    Everyone should have every chance to a positive working environment, which is why if I were a player on a team, I’d want to play on a team with a congenial clubhouse, one that could come together in a memorable way. But I don’t think it’s particularly important to the primary job of winning baseball games. There are many team sports … probably most of them … where teamwork is a necessity. I often bring up Chris Mullin, a great basketball player who was ignored by his teammates as a rookie, largely because he was a drunk. You can’t score if no one will pass you the ball. Contrast that to the Giants back when Barry and Kent were literally at each other’s throats in the dugout. It didn’t matter on the field … I mean, I appreciate that it didn’t make for a great working environment, but once they took the field, who cared? If the 2B and the LF didn’t get along, it wouldn’t change anything during the game, nor did it matter if the guy at the plate needed to bring home a guy on second base that he hated … the batter would still try to get the runs. Baseball is very individualistic for a team sport.

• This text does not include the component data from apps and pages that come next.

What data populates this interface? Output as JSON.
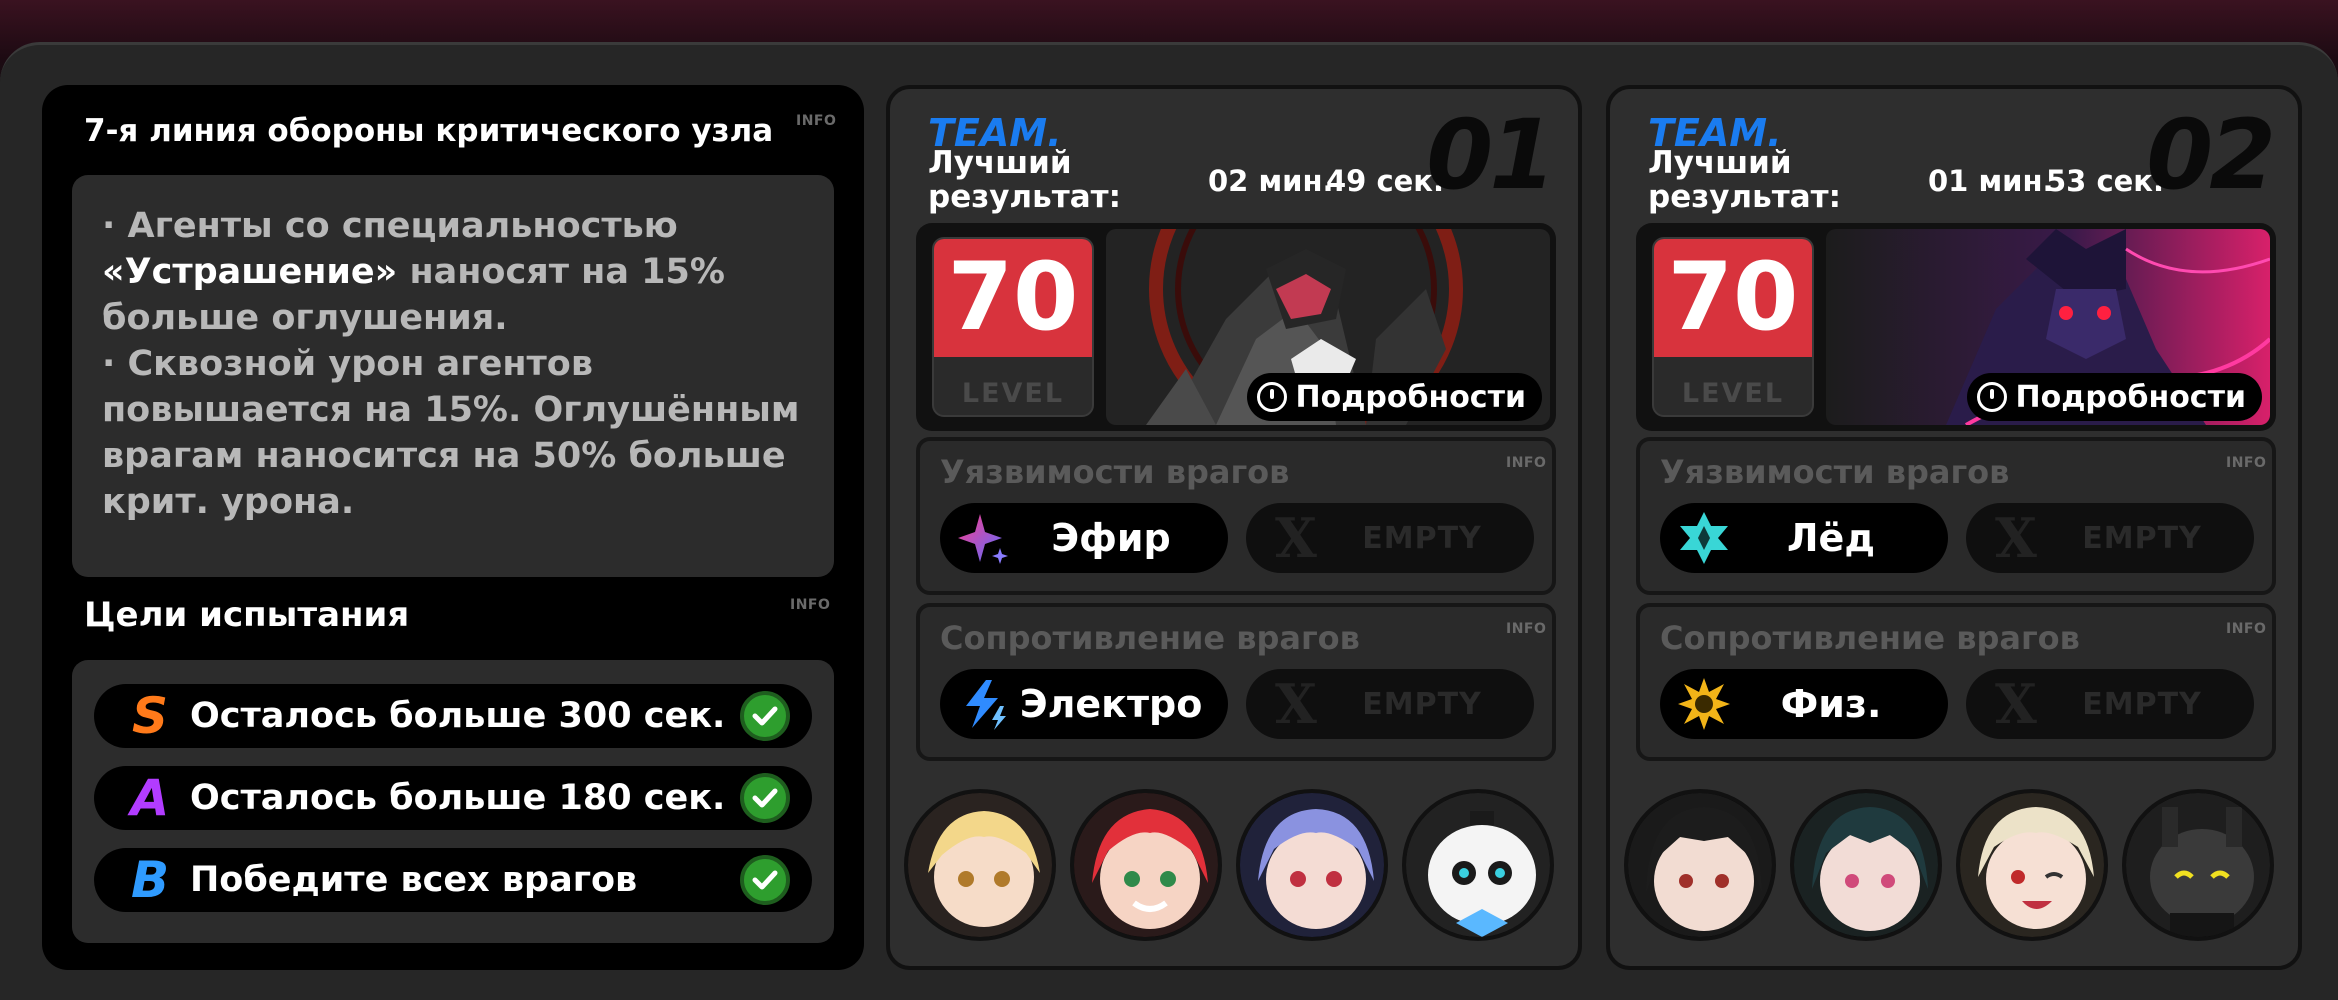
{
  "stage": {
    "title": "7-я линия обороны критического узла",
    "info": "INFO",
    "buff_parts": [
      "· Агенты со специальностью ",
      "«Устрашение»",
      " наносят на 15% больше оглушения.",
      "· Сквозной урон агентов повышается на 15%. Оглушённым врагам наносится на 50% больше крит. урона."
    ]
  },
  "goals": {
    "title": "Цели испытания",
    "info": "INFO",
    "items": [
      {
        "rank": "S",
        "text": "Осталось больше 300 сек.",
        "color": "#ff7a1a"
      },
      {
        "rank": "A",
        "text": "Осталось больше 180 сек.",
        "color": "#b23cff"
      },
      {
        "rank": "B",
        "text": "Победите всех врагов",
        "color": "#2f9bff"
      }
    ]
  },
  "teams": [
    {
      "team_label": "TEAM.",
      "best_label": "Лучший результат:",
      "minutes": "02 мин.",
      "seconds": "49 сек.",
      "number": "01",
      "level": "70",
      "level_word": "LEVEL",
      "details": "Подробности",
      "weakness_title": "Уязвимости врагов",
      "weakness": "Эфир",
      "resistance_title": "Сопротивление врагов",
      "resistance": "Электро",
      "empty": "EMPTY",
      "info": "INFO",
      "empty_x": "X"
    },
    {
      "team_label": "TEAM.",
      "best_label": "Лучший результат:",
      "minutes": "01 мин.",
      "seconds": "53 сек.",
      "number": "02",
      "level": "70",
      "level_word": "LEVEL",
      "details": "Подробности",
      "weakness_title": "Уязвимости врагов",
      "weakness": "Лёд",
      "resistance_title": "Сопротивление врагов",
      "resistance": "Физ.",
      "empty": "EMPTY",
      "info": "INFO",
      "empty_x": "X"
    }
  ],
  "colors": {
    "team_blue": "#1a7cf0",
    "level_red": "#d8333d",
    "check_green": "#2e9e2e"
  }
}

    Finally, Earl Weaver believed strongly in the need for pitchers to establish the inside of the plate. And I think it’s safe to say he had some pretty good pitching staffs in his day. But he saw a difference between pitching inside and throwing at a batter.

    I should also confess that I am prone to shouting out “TEAM FIGHT!” several times a game when I’m at the ballpark. I miss the good old days, too.

  5. Well, say what you want about the immaturity of it all, but when baseball was policed by the players there was a whole lot more respect for each other and the game. Being a douche bag at the plate is a lot more difficult when you knew someone like Nolan Ryan or Don Drysdale would plant one on your back for it. Playing with a little fear always tends to make players just a little more reserved. I’d like to see Terrell Owens talking smack before he faces Roger Clemens. Somehow I see him not being so rambuncious with 95mph cheese brushing up against his chest.

Leave a Reply

Fill in your details below or click an icon to log in: Logo

You are commenting using your account. Log Out /  Change )

Google photo

You are commenting using your Google account. Log Out /  Change )

Twitter picture

You are commenting using your Twitter account. Log Out /  Change )

Facebook photo

You are commenting using your Facebook account. Log Out /  Change )

Connecting to %s